Was this review helpful to you? Yes No Sending feedback...
Thank you for your feedback. If this review is inappropriate, please let us know.
Sorry, we failed to record your vote. Please try again.
By A.J. on June 9 2004
Format: Paperback
In a certain light, Thomas Hardy's "Tess of the D'Urbervilles" might be seen as a Cinderella story horribly disfigured by a tragic twist. When we first meet the heroine, Tess Durbeyfield, as a poor, hardworking farm girl who has to take care of her five younger siblings and fulfill the responsibilities abandoned by her inebriated father, she seems like a girl destined for greater things: a brilliant career in a more stimulating occupation, a blissful marriage to a wonderful man.
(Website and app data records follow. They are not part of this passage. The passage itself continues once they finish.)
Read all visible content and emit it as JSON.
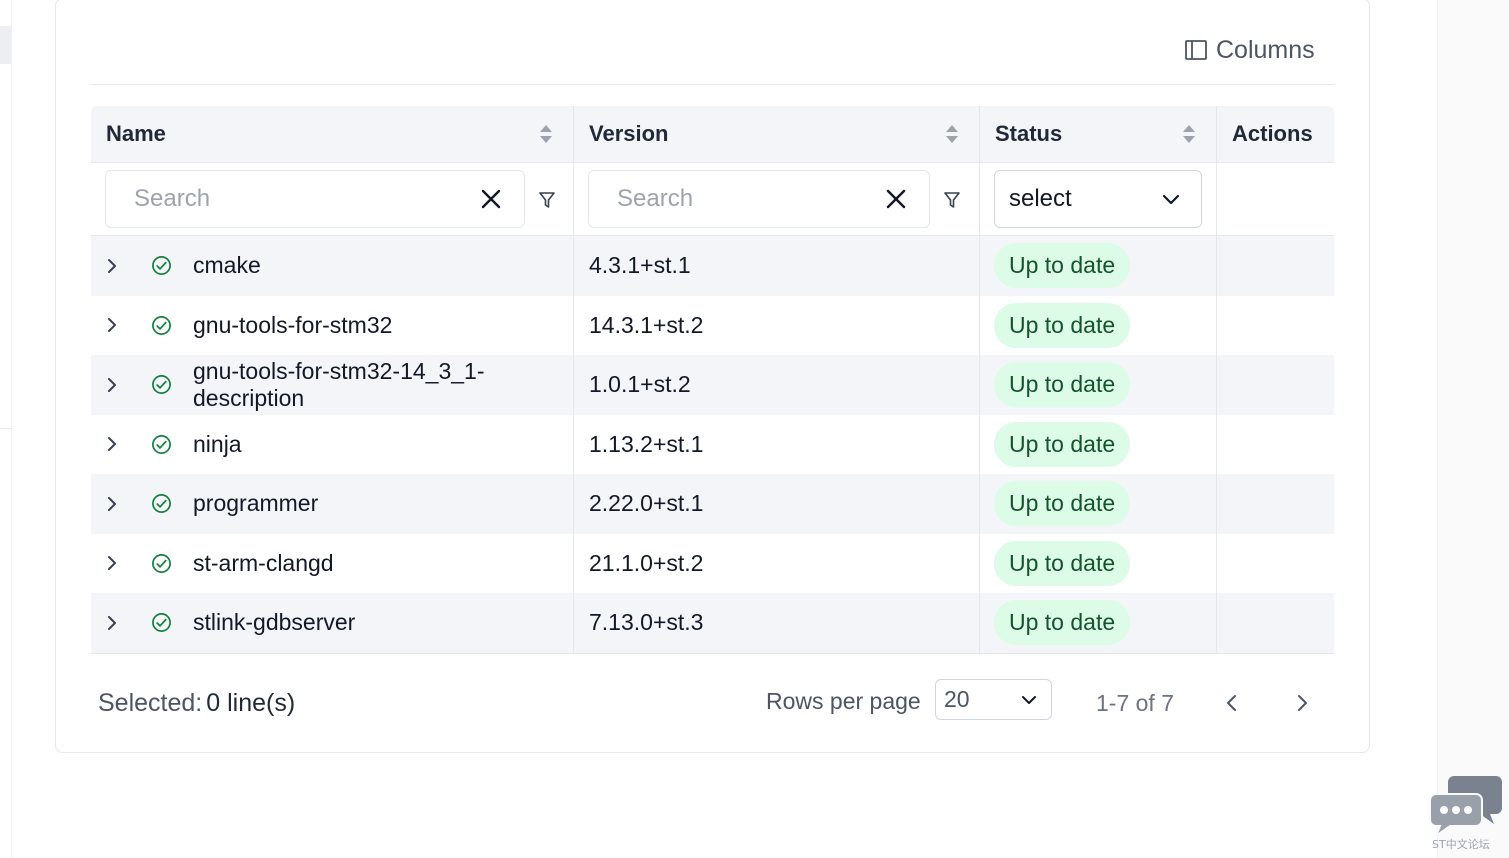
{
  "toolbar": {
    "columns_label": "Columns"
  },
  "table": {
    "headers": {
      "name": "Name",
      "version": "Version",
      "status": "Status",
      "actions": "Actions"
    },
    "filters": {
      "name_placeholder": "Search",
      "version_placeholder": "Search",
      "status_select_value": "select"
    },
    "rows": [
      {
        "name": "cmake",
        "version": "4.3.1+st.1",
        "status": "Up to date"
      },
      {
        "name": "gnu-tools-for-stm32",
        "version": "14.3.1+st.2",
        "status": "Up to date"
      },
      {
        "name": "gnu-tools-for-stm32-14_3_1-description",
        "version": "1.0.1+st.2",
        "status": "Up to date"
      },
      {
        "name": "ninja",
        "version": "1.13.2+st.1",
        "status": "Up to date"
      },
      {
        "name": "programmer",
        "version": "2.22.0+st.1",
        "status": "Up to date"
      },
      {
        "name": "st-arm-clangd",
        "version": "21.1.0+st.2",
        "status": "Up to date"
      },
      {
        "name": "stlink-gdbserver",
        "version": "7.13.0+st.3",
        "status": "Up to date"
      }
    ]
  },
  "footer": {
    "selected_label": "Selected:",
    "selected_value": "0 line(s)",
    "rows_per_page_label": "Rows per page",
    "rows_per_page_value": "20",
    "range_text": "1-7 of 7"
  },
  "widget": {
    "caption": "ST中文论坛"
  },
  "colors": {
    "badge_bg": "#dcfce7",
    "badge_text": "#14532d",
    "status_ok": "#15803d",
    "header_bg": "#f3f5f9"
  }
}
But Hardy likes to illustrate fate's capacity for cruelty, and Tess is merely an innocent woman who is seemingly punished for her innocence.
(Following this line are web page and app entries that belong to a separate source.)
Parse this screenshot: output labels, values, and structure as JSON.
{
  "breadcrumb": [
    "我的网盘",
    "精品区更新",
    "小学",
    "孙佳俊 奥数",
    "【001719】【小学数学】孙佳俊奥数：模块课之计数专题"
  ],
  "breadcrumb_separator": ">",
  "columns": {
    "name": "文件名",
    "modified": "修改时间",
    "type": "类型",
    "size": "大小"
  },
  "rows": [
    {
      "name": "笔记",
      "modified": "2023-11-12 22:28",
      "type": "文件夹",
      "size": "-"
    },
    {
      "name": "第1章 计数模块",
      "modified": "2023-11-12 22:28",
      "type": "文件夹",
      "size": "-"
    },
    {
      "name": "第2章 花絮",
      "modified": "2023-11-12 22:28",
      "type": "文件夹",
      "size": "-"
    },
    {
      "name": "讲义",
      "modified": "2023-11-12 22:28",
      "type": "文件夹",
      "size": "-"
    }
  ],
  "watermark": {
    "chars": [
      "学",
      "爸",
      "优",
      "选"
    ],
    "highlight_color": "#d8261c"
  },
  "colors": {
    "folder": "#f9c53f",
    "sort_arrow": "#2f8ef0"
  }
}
The name Durbeyfield is a vulgarization of d'Urberville, a family with a rich history descended from Norman knights and wealthy landowners, but various misfortunes have reduced the lineage to the commoners who presently inhabit the impoverished Durbeyfield household. (We learn later in the novel that the Durbeyfields are not the only local family to have suffered this appellative fall from grace.) Although the d'Urberville nobility is defunct, in the near past an enterprising businessman named Stoke sought to increase the prestige of his own family by appropriating a distinguished name from the county annals, and d'Urberville is the one he chose. Thus when Tess, to aid her family's finances after an unfortunate accident deprives them of their income, takes a job tending the fowl at the nearby d'Urberville estate, she mistakenly believes she is working for her relations.
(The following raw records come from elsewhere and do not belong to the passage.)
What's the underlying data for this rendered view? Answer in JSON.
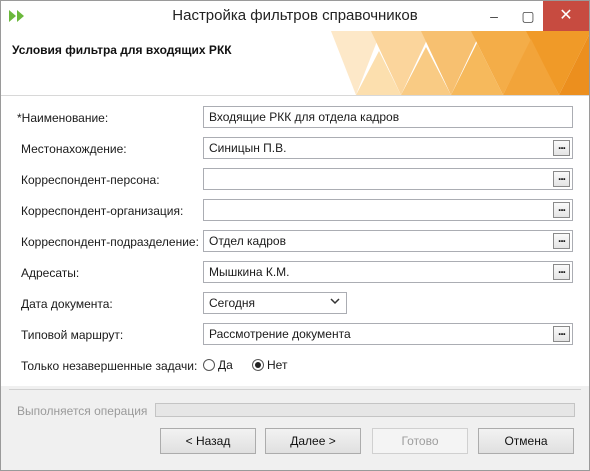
{
  "window": {
    "title": "Настройка фильтров справочников",
    "close_glyph": "✕",
    "max_glyph": "▢",
    "min_glyph": "–",
    "app_icon": "double-arrow-icon"
  },
  "banner": {
    "title": "Условия фильтра для входящих РКК"
  },
  "form": {
    "name": {
      "label": "*Наименование:",
      "value": "Входящие РКК для отдела кадров"
    },
    "location": {
      "label": "Местонахождение:",
      "value": "Синицын П.В."
    },
    "person": {
      "label": "Корреспондент-персона:",
      "value": ""
    },
    "org": {
      "label": "Корреспондент-организация:",
      "value": ""
    },
    "dept": {
      "label": "Корреспондент-подразделение:",
      "value": "Отдел кадров"
    },
    "addressees": {
      "label": "Адресаты:",
      "value": "Мышкина К.М."
    },
    "doc_date": {
      "label": "Дата документа:",
      "value": "Сегодня"
    },
    "route": {
      "label": "Типовой маршрут:",
      "value": "Рассмотрение документа"
    },
    "unfinished": {
      "label": "Только незавершенные задачи:",
      "yes": "Да",
      "no": "Нет",
      "selected": "Нет"
    }
  },
  "lookup_glyph": "...",
  "progress": {
    "label": "Выполняется операция",
    "fraction": 0
  },
  "buttons": {
    "back": "< Назад",
    "next": "Далее >",
    "done": "Готово",
    "cancel": "Отмена"
  },
  "colors": {
    "banner_orange": "#f0a030",
    "close_red": "#c74b40",
    "app_icon_green": "#6bb83c"
  }
}
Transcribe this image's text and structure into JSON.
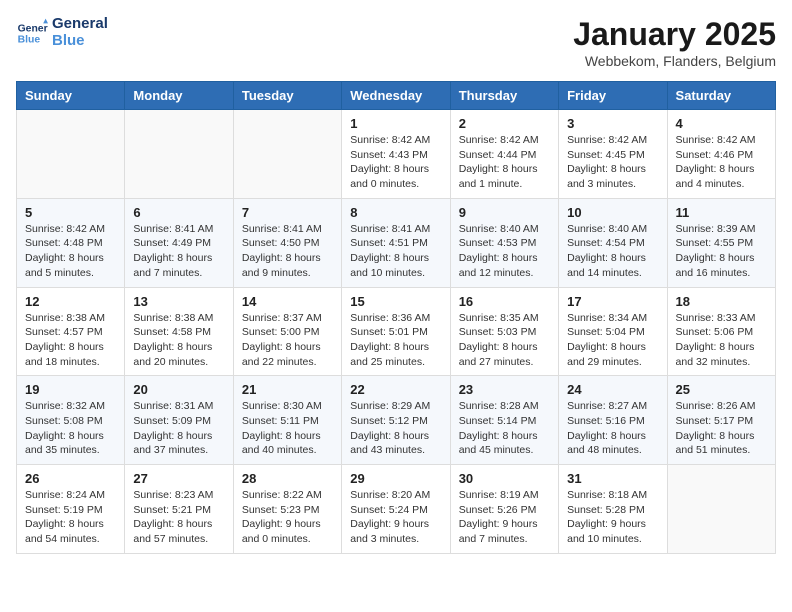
{
  "header": {
    "logo_line1": "General",
    "logo_line2": "Blue",
    "month": "January 2025",
    "location": "Webbekom, Flanders, Belgium"
  },
  "weekdays": [
    "Sunday",
    "Monday",
    "Tuesday",
    "Wednesday",
    "Thursday",
    "Friday",
    "Saturday"
  ],
  "weeks": [
    [
      {
        "day": "",
        "content": ""
      },
      {
        "day": "",
        "content": ""
      },
      {
        "day": "",
        "content": ""
      },
      {
        "day": "1",
        "content": "Sunrise: 8:42 AM\nSunset: 4:43 PM\nDaylight: 8 hours\nand 0 minutes."
      },
      {
        "day": "2",
        "content": "Sunrise: 8:42 AM\nSunset: 4:44 PM\nDaylight: 8 hours\nand 1 minute."
      },
      {
        "day": "3",
        "content": "Sunrise: 8:42 AM\nSunset: 4:45 PM\nDaylight: 8 hours\nand 3 minutes."
      },
      {
        "day": "4",
        "content": "Sunrise: 8:42 AM\nSunset: 4:46 PM\nDaylight: 8 hours\nand 4 minutes."
      }
    ],
    [
      {
        "day": "5",
        "content": "Sunrise: 8:42 AM\nSunset: 4:48 PM\nDaylight: 8 hours\nand 5 minutes."
      },
      {
        "day": "6",
        "content": "Sunrise: 8:41 AM\nSunset: 4:49 PM\nDaylight: 8 hours\nand 7 minutes."
      },
      {
        "day": "7",
        "content": "Sunrise: 8:41 AM\nSunset: 4:50 PM\nDaylight: 8 hours\nand 9 minutes."
      },
      {
        "day": "8",
        "content": "Sunrise: 8:41 AM\nSunset: 4:51 PM\nDaylight: 8 hours\nand 10 minutes."
      },
      {
        "day": "9",
        "content": "Sunrise: 8:40 AM\nSunset: 4:53 PM\nDaylight: 8 hours\nand 12 minutes."
      },
      {
        "day": "10",
        "content": "Sunrise: 8:40 AM\nSunset: 4:54 PM\nDaylight: 8 hours\nand 14 minutes."
      },
      {
        "day": "11",
        "content": "Sunrise: 8:39 AM\nSunset: 4:55 PM\nDaylight: 8 hours\nand 16 minutes."
      }
    ],
    [
      {
        "day": "12",
        "content": "Sunrise: 8:38 AM\nSunset: 4:57 PM\nDaylight: 8 hours\nand 18 minutes."
      },
      {
        "day": "13",
        "content": "Sunrise: 8:38 AM\nSunset: 4:58 PM\nDaylight: 8 hours\nand 20 minutes."
      },
      {
        "day": "14",
        "content": "Sunrise: 8:37 AM\nSunset: 5:00 PM\nDaylight: 8 hours\nand 22 minutes."
      },
      {
        "day": "15",
        "content": "Sunrise: 8:36 AM\nSunset: 5:01 PM\nDaylight: 8 hours\nand 25 minutes."
      },
      {
        "day": "16",
        "content": "Sunrise: 8:35 AM\nSunset: 5:03 PM\nDaylight: 8 hours\nand 27 minutes."
      },
      {
        "day": "17",
        "content": "Sunrise: 8:34 AM\nSunset: 5:04 PM\nDaylight: 8 hours\nand 29 minutes."
      },
      {
        "day": "18",
        "content": "Sunrise: 8:33 AM\nSunset: 5:06 PM\nDaylight: 8 hours\nand 32 minutes."
      }
    ],
    [
      {
        "day": "19",
        "content": "Sunrise: 8:32 AM\nSunset: 5:08 PM\nDaylight: 8 hours\nand 35 minutes."
      },
      {
        "day": "20",
        "content": "Sunrise: 8:31 AM\nSunset: 5:09 PM\nDaylight: 8 hours\nand 37 minutes."
      },
      {
        "day": "21",
        "content": "Sunrise: 8:30 AM\nSunset: 5:11 PM\nDaylight: 8 hours\nand 40 minutes."
      },
      {
        "day": "22",
        "content": "Sunrise: 8:29 AM\nSunset: 5:12 PM\nDaylight: 8 hours\nand 43 minutes."
      },
      {
        "day": "23",
        "content": "Sunrise: 8:28 AM\nSunset: 5:14 PM\nDaylight: 8 hours\nand 45 minutes."
      },
      {
        "day": "24",
        "content": "Sunrise: 8:27 AM\nSunset: 5:16 PM\nDaylight: 8 hours\nand 48 minutes."
      },
      {
        "day": "25",
        "content": "Sunrise: 8:26 AM\nSunset: 5:17 PM\nDaylight: 8 hours\nand 51 minutes."
      }
    ],
    [
      {
        "day": "26",
        "content": "Sunrise: 8:24 AM\nSunset: 5:19 PM\nDaylight: 8 hours\nand 54 minutes."
      },
      {
        "day": "27",
        "content": "Sunrise: 8:23 AM\nSunset: 5:21 PM\nDaylight: 8 hours\nand 57 minutes."
      },
      {
        "day": "28",
        "content": "Sunrise: 8:22 AM\nSunset: 5:23 PM\nDaylight: 9 hours\nand 0 minutes."
      },
      {
        "day": "29",
        "content": "Sunrise: 8:20 AM\nSunset: 5:24 PM\nDaylight: 9 hours\nand 3 minutes."
      },
      {
        "day": "30",
        "content": "Sunrise: 8:19 AM\nSunset: 5:26 PM\nDaylight: 9 hours\nand 7 minutes."
      },
      {
        "day": "31",
        "content": "Sunrise: 8:18 AM\nSunset: 5:28 PM\nDaylight: 9 hours\nand 10 minutes."
      },
      {
        "day": "",
        "content": ""
      }
    ]
  ]
}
This ostensibly minor detail is really the basis of the irony which drives the novel. Had Mr.
Read more ›
Was this review helpful to you? Yes No Sending feedback...
Thank you for your feedback. If this review is inappropriate, please let us know.
Sorry, we failed to record your vote. Please try again.
By A Customer on May 31 2004
Format: Paperback
Having a degree in English Lit., it seems sinful for me to accuse Thomas Hardy of being a terrible writer, but there it is. Any writer today submitting a manuscript like this would have it rejected out of hand. This is not a book for an audience seeking a good, fast-paced story that speaks for itself. If you read this book, you will have to interpret every word, description, and action, try to guess what universal message the author is attempting to convey and what the characters are thinking and feeling at any given time. In short, the kind of book that college English professors love, and try to emulate, and remain college English professors because they will never get such a thing published.
First of all, character development is not only lacking, it is absent altogether. It might be assumed that the book's title character, at least, would be strongly drawn, someone we could sympathize with, empathize with, or relate to in some way. Not the case. While Hardy expounds upon Tess' physical appearance ad nauseum throughout, never did I gain any real insight into her thoughts and feelings, her motivation. Maybe the insight is hidden in these endless physical descriptions or her inane actions, but frankly, if I'm reading for pleasure I don't want to take the time to search. Sorry. And it follows that if Hardy failed in his title character, forget about all the others.
Secondly, his wordiness is irritating. One paragraph of half-way interesting action is followed by a full page of useless description and genuflecting. Perhaps essential to hidden meanings and motives and social commentary, but again, I'm not taking the time to search. I found myself skipping over these, the result being my finishing the book in two evenings.
Read more ›
Was this review helpful to you? Yes No Sending feedback...
Thank you for your feedback. If this review is inappropriate, please let us know.
Sorry, we failed to record your vote. Please try again.

Most recent customer reviews


Look for similar items by category


Feedback